▸ BRIEF
Write down every entry once more, exactly as it reads.

[[ DATA TO PROCESS, beginning ]]

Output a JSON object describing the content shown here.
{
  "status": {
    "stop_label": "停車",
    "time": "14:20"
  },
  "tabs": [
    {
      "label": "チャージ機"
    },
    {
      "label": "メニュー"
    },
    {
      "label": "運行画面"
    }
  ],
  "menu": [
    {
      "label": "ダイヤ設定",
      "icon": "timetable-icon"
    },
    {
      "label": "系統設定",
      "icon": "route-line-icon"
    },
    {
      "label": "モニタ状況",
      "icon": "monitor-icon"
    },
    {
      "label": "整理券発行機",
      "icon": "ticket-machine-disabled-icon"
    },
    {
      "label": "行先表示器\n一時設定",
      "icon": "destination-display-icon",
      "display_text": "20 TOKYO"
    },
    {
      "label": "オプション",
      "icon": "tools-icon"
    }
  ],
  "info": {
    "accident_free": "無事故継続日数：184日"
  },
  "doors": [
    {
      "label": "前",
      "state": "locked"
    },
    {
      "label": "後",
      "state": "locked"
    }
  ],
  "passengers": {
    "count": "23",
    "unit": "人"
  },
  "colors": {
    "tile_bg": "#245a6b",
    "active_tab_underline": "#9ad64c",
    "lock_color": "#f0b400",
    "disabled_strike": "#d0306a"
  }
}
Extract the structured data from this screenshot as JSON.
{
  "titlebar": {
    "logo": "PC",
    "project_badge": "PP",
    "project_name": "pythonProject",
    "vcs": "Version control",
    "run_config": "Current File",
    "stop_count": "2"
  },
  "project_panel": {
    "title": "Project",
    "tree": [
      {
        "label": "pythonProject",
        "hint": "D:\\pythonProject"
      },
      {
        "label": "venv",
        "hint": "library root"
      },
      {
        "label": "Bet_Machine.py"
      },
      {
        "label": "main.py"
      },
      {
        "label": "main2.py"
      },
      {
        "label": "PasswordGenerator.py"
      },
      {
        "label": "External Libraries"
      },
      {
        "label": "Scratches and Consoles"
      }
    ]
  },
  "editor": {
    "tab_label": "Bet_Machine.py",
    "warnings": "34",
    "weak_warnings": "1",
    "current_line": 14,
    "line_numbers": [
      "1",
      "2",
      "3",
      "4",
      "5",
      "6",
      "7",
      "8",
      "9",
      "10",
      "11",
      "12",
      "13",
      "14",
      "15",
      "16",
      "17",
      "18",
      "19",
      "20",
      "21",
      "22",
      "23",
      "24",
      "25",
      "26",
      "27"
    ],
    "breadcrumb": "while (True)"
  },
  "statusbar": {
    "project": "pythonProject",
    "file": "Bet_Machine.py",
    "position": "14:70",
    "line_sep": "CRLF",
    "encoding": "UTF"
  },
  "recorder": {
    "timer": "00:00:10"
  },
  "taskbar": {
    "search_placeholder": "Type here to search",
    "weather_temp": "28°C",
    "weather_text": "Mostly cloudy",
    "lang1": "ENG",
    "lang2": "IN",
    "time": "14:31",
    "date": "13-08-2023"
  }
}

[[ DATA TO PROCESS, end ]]

▸ RESULT OF THE TASK
Output a JSON object describing the content shown here.
{
  "status": {
    "stop_label": "停車",
    "time": "14:20"
  },
  "tabs": [
    {
      "label": "チャージ機"
    },
    {
      "label": "メニュー"
    },
    {
      "label": "運行画面"
    }
  ],
  "menu": [
    {
      "label": "ダイヤ設定",
      "icon": "timetable-icon"
    },
    {
      "label": "系統設定",
      "icon": "route-line-icon"
    },
    {
      "label": "モニタ状況",
      "icon": "monitor-icon"
    },
    {
      "label": "整理券発行機",
      "icon": "ticket-machine-disabled-icon"
    },
    {
      "label": "行先表示器\n一時設定",
      "icon": "destination-display-icon",
      "display_text": "20 TOKYO"
    },
    {
      "label": "オプション",
      "icon": "tools-icon"
    }
  ],
  "info": {
    "accident_free": "無事故継続日数：184日"
  },
  "doors": [
    {
      "label": "前",
      "state": "locked"
    },
    {
      "label": "後",
      "state": "locked"
    }
  ],
  "passengers": {
    "count": "23",
    "unit": "人"
  },
  "colors": {
    "tile_bg": "#245a6b",
    "active_tab_underline": "#9ad64c",
    "lock_color": "#f0b400",
    "disabled_strike": "#d0306a"
  }
}
Extract the structured data from this screenshot as JSON.
{
  "titlebar": {
    "logo": "PC",
    "project_badge": "PP",
    "project_name": "pythonProject",
    "vcs": "Version control",
    "run_config": "Current File",
    "stop_count": "2"
  },
  "project_panel": {
    "title": "Project",
    "tree": [
      {
        "label": "pythonProject",
        "hint": "D:\\pythonProject"
      },
      {
        "label": "venv",
        "hint": "library root"
      },
      {
        "label": "Bet_Machine.py"
      },
      {
        "label": "main.py"
      },
      {
        "label": "main2.py"
      },
      {
        "label": "PasswordGenerator.py"
      },
      {
        "label": "External Libraries"
      },
      {
        "label": "Scratches and Consoles"
      }
    ]
  },
  "editor": {
    "tab_label": "Bet_Machine.py",
    "warnings": "34",
    "weak_warnings": "1",
    "current_line": 14,
    "line_numbers": [
      "1",
      "2",
      "3",
      "4",
      "5",
      "6",
      "7",
      "8",
      "9",
      "10",
      "11",
      "12",
      "13",
      "14",
      "15",
      "16",
      "17",
      "18",
      "19",
      "20",
      "21",
      "22",
      "23",
      "24",
      "25",
      "26",
      "27"
    ],
    "breadcrumb": "while (True)"
  },
  "statusbar": {
    "project": "pythonProject",
    "file": "Bet_Machine.py",
    "position": "14:70",
    "line_sep": "CRLF",
    "encoding": "UTF"
  },
  "recorder": {
    "timer": "00:00:10"
  },
  "taskbar": {
    "search_placeholder": "Type here to search",
    "weather_temp": "28°C",
    "weather_text": "Mostly cloudy",
    "lang1": "ENG",
    "lang2": "IN",
    "time": "14:31",
    "date": "13-08-2023"
  }
}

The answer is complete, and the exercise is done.